one teeny, broken blood vessel
by Debra Madonna
signed copies are available at
Maggie and Me, Bode’s Corned Beef House, Plymouth Community Art Council in Plymouth
Mod Market in Northville
Plymouth Library (616.81 M) and Canton Library (616.81 MAD) Northville Library
I am going to give a presentation of my book, “a stroke. one teeny, broken blood vessel”, at the Plymouth Library. You can register at the link below.
Strokes and Recovery: The Brain and Caring
Saturday, March 25, 2023
1:00pm – 2:30pm
Specific Event Details
Debra Madonna, author of “a stroke. one teeny, broken blood vessel” will begin this talk with facts about strokes, followed by a description of her left-sided hemorrhagic stroke in 2015 and her recovery. She will discuss how it affected her life and her family, focusing on the challenges of being a patient and a caregiver, and those who are both at the same time. Debra led many different support groups and health discussions at St. Mary Mercy Hospital before her stroke, and has also been a leader and organizer in many Plymouth community groups, such as Music in the Park, Plymouth Community Arts Council, and Miracle League of Plymouth.
This story begins with my stroke. I became unconscious and remained that way for the next 48 hours in a hospital. It is also the story of the people who took care of me: bystanders who called emergency services, ambulance workers, hospital workers. Each of them played an important role keeping me alive and safe. I received care from hospital personnel daily for the next month. They used their extensive training to help me to learn to eat, speak, walk, and do all the things we take for granted. Once home, I received ongoing support from medical personnel, family, and friends. I experienced little improvements every day and am still improving today. Not everyone has a positive experience in a hospital or with medical staff. When I was discharged from the hospital, I thought about the people who would become patients in a hospital. I thought about the people who don’t like hospitals or doctors. I thought about the patients and their families who were confused and scared. I wish everyone could visit a therapy room in a hospital, before they become a patient, to learn the purpose of rehabilitation therapy, and understand the purpose of all the gadgets in the room. I wanted to share my experience with day-to-day life in the hospital and articulate those things that helped me. My recovery continued long after I left the hospital, doing all I could do. Was I ever scared or depressed?
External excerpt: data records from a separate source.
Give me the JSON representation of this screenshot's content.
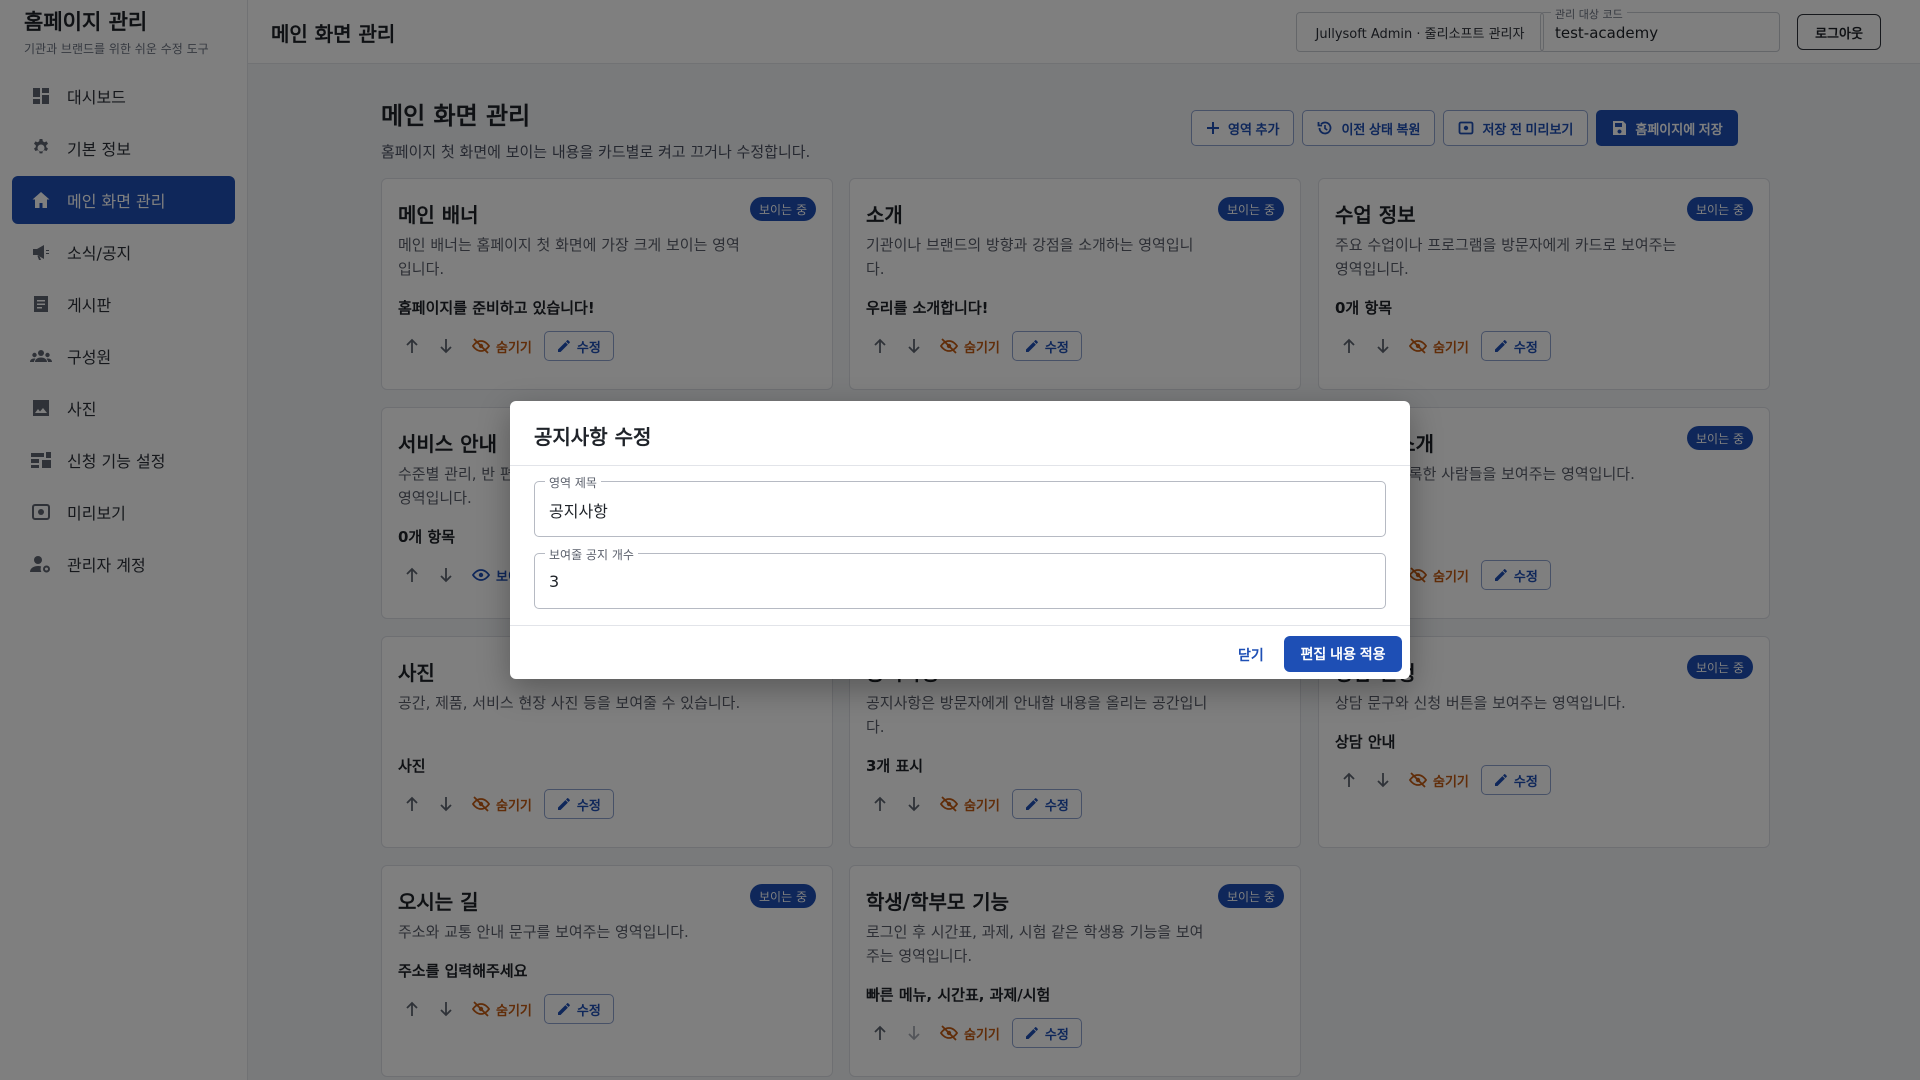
{
  "brand": {
    "title": "홈페이지 관리",
    "subtitle": "기관과 브랜드를 위한 쉬운 수정 도구"
  },
  "sidebar": {
    "items": [
      {
        "label": "대시보드",
        "icon": "dashboard-icon",
        "active": false
      },
      {
        "label": "기본 정보",
        "icon": "gear-icon",
        "active": false
      },
      {
        "label": "메인 화면 관리",
        "icon": "home-icon",
        "active": true
      },
      {
        "label": "소식/공지",
        "icon": "megaphone-icon",
        "active": false
      },
      {
        "label": "게시판",
        "icon": "board-icon",
        "active": false
      },
      {
        "label": "구성원",
        "icon": "people-icon",
        "active": false
      },
      {
        "label": "사진",
        "icon": "image-icon",
        "active": false
      },
      {
        "label": "신청 기능 설정",
        "icon": "form-settings-icon",
        "active": false
      },
      {
        "label": "미리보기",
        "icon": "preview-icon",
        "active": false
      },
      {
        "label": "관리자 계정",
        "icon": "admin-account-icon",
        "active": false
      }
    ]
  },
  "topbar": {
    "title": "메인 화면 관리",
    "admin_chip": "Jullysoft Admin · 줄리소프트 관리자",
    "code_label": "관리 대상 코드",
    "code_value": "test-academy",
    "logout": "로그아웃"
  },
  "page": {
    "title": "메인 화면 관리",
    "description": "홈페이지 첫 화면에 보이는 내용을 카드별로 켜고 끄거나 수정합니다.",
    "actions": {
      "add": "영역 추가",
      "restore": "이전 상태 복원",
      "preview": "저장 전 미리보기",
      "save": "홈페이지에 저장"
    }
  },
  "card_labels": {
    "badge": "보이는 중",
    "hide": "숨기기",
    "show": "보이기",
    "edit": "수정"
  },
  "cards": [
    {
      "title": "메인 배너",
      "desc": "메인 배너는 홈페이지 첫 화면에 가장 크게 보이는 영역입니다.",
      "summary": "홈페이지를 준비하고 있습니다!"
    },
    {
      "title": "소개",
      "desc": "기관이나 브랜드의 방향과 강점을 소개하는 영역입니다.",
      "summary": "우리를 소개합니다!"
    },
    {
      "title": "수업 정보",
      "desc": "주요 수업이나 프로그램을 방문자에게 카드로 보여주는 영역입니다.",
      "summary": "0개 항목"
    },
    {
      "title": "서비스 안내",
      "desc": "수준별 관리, 반 편성 등 서비스를 리스트로 보여주는 영역입니다.",
      "summary": "0개 항목"
    },
    {
      "title": "구성원 소개",
      "desc": "구성원에 등록한 사람들을 보여주는 영역입니다.",
      "summary": ""
    },
    {
      "title": "사진",
      "desc": "공간, 제품, 서비스 현장 사진 등을 보여줄 수 있습니다.",
      "summary": "사진"
    },
    {
      "title": "공지사항",
      "desc": "공지사항은 방문자에게 안내할 내용을 올리는 공간입니다.",
      "summary": "3개 표시"
    },
    {
      "title": "상담 신청",
      "desc": "상담 문구와 신청 버튼을 보여주는 영역입니다.",
      "summary": "상담 안내"
    },
    {
      "title": "오시는 길",
      "desc": "주소와 교통 안내 문구를 보여주는 영역입니다.",
      "summary": "주소를 입력해주세요"
    },
    {
      "title": "학생/학부모 기능",
      "desc": "로그인 후 시간표, 과제, 시험 같은 학생용 기능을 보여주는 영역입니다.",
      "summary": "빠른 메뉴, 시간표, 과제/시험"
    }
  ],
  "modal": {
    "title": "공지사항 수정",
    "field1": {
      "label": "영역 제목",
      "value": "공지사항"
    },
    "field2": {
      "label": "보여줄 공지 개수",
      "value": "3"
    },
    "close": "닫기",
    "apply": "편집 내용 적용"
  }
}
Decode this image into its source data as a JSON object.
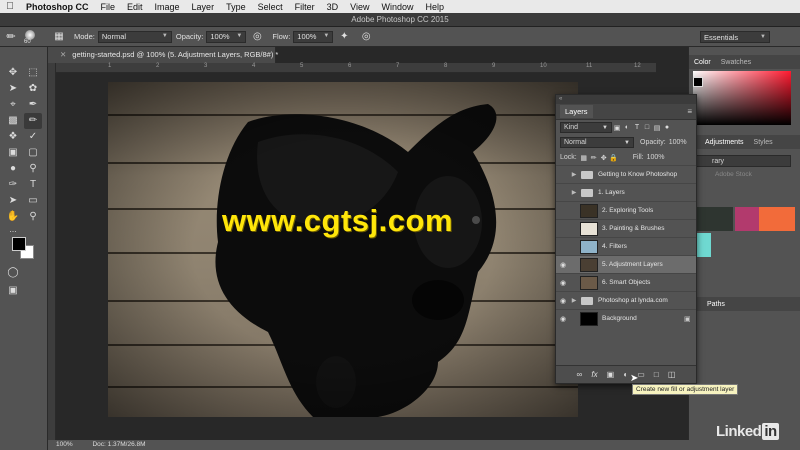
{
  "menubar": {
    "app_name": "Photoshop CC",
    "items": [
      "File",
      "Edit",
      "Image",
      "Layer",
      "Type",
      "Select",
      "Filter",
      "3D",
      "View",
      "Window",
      "Help"
    ]
  },
  "window_title": "Adobe Photoshop CC 2015",
  "options": {
    "brush_size": "60",
    "mode_label": "Mode:",
    "mode_value": "Normal",
    "opacity_label": "Opacity:",
    "opacity_value": "100%",
    "flow_label": "Flow:",
    "flow_value": "100%",
    "workspace": "Essentials"
  },
  "document": {
    "tab_title": "getting-started.psd @ 100% (5. Adjustment Layers, RGB/8#) *",
    "zoom": "100%",
    "doc_size": "Doc: 1.37M/26.8M"
  },
  "ruler": [
    "1",
    "2",
    "3",
    "4",
    "5",
    "6",
    "7",
    "8",
    "9",
    "10",
    "11",
    "12"
  ],
  "watermark": "www.cgtsj.com",
  "layers_panel": {
    "title": "Layers",
    "kind": "Kind",
    "blend_mode": "Normal",
    "opacity_label": "Opacity:",
    "opacity_value": "100%",
    "lock_label": "Lock:",
    "fill_label": "Fill:",
    "fill_value": "100%",
    "layers": [
      {
        "name": "Getting to Know Photoshop",
        "kind": "group",
        "visible": false
      },
      {
        "name": "1. Layers",
        "kind": "group",
        "visible": false
      },
      {
        "name": "2. Exploring Tools",
        "kind": "layer",
        "visible": false,
        "thumb": "#3a3226"
      },
      {
        "name": "3. Painting & Brushes",
        "kind": "layer",
        "visible": false,
        "thumb": "#e8e2d6"
      },
      {
        "name": "4. Filters",
        "kind": "layer",
        "visible": false,
        "thumb": "#8fb3c9"
      },
      {
        "name": "5. Adjustment Layers",
        "kind": "layer",
        "visible": true,
        "selected": true,
        "thumb": "#4a3f33"
      },
      {
        "name": "6. Smart Objects",
        "kind": "layer",
        "visible": true,
        "thumb": "#6b5a48"
      },
      {
        "name": "Photoshop at lynda.com",
        "kind": "group",
        "visible": true
      },
      {
        "name": "Background",
        "kind": "layer",
        "visible": true,
        "locked": true,
        "thumb": "#000000"
      }
    ]
  },
  "tooltip": "Create new fill or adjustment layer",
  "dock": {
    "color_tab": "Color",
    "swatches_tab": "Swatches",
    "adjustments_tab": "Adjustments",
    "styles_tab": "Styles",
    "library_field": "rary",
    "library_stock": "Adobe Stock",
    "paths_tab": "Paths",
    "swatch_colors": [
      "#2e3530",
      "#b23a6d",
      "#f26b3a",
      "#6fd9d1"
    ]
  },
  "linkedin": {
    "word": "Linked",
    "in": "in"
  }
}
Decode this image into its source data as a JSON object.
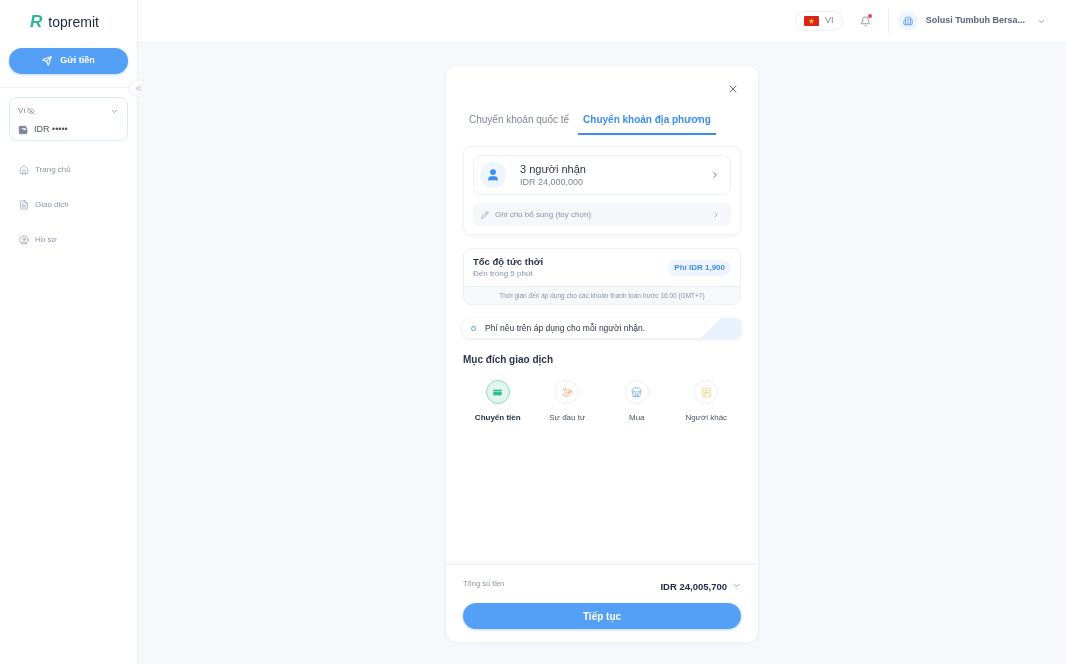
{
  "sidebar": {
    "logo": {
      "mark": "R",
      "name": "topremit"
    },
    "send_button": "Gửi tiền",
    "wallet": {
      "label": "Ví",
      "balance": "IDR •••••"
    },
    "nav_items": [
      {
        "label": "Trang chủ",
        "selected": false
      },
      {
        "label": "Giao dịch",
        "selected": false
      },
      {
        "label": "Hồ sơ",
        "selected": false
      }
    ]
  },
  "header": {
    "language": "VI",
    "notifications": {
      "unread": true
    },
    "account": {
      "name": "Solusi Tumbuh Bersa..."
    }
  },
  "transfer": {
    "tabs": [
      {
        "label": "Chuyển khoản quốc tế",
        "selected": false
      },
      {
        "label": "Chuyển khoản địa phương",
        "selected": true
      }
    ],
    "recipients": {
      "title": "3 người nhận",
      "amount": "IDR 24,000,000"
    },
    "note_button": "Ghi chú bổ sung (tùy chọn)",
    "speed": {
      "title": "Tốc độ tức thời",
      "eta": "Đến trong 5 phút",
      "fee": "Phí IDR 1,900",
      "footnote": "Thời gian đến áp dụng cho các khoản thanh toán trước 16:00 (GMT+7)"
    },
    "info": "Phí nêu trên áp dụng cho mỗi người nhận.",
    "purpose": {
      "title": "Mục đích giao dịch",
      "options": [
        {
          "label": "Chuyển tiền",
          "selected": true
        },
        {
          "label": "Sự đầu tư",
          "selected": false
        },
        {
          "label": "Mua",
          "selected": false
        },
        {
          "label": "Người khác",
          "selected": false
        }
      ]
    },
    "total": {
      "label": "Tổng số tiền",
      "amount": "IDR 24,005,700"
    },
    "continue_button": "Tiếp tục"
  }
}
You bet. I let people know I needed help and they helped me. This book is for people who we meet every day, who do the best they can for others: doctors, nurses, and the therapists who helped a woman stand up and walk again. Thank you. Is it important we celebrate little accomplishments? Yes.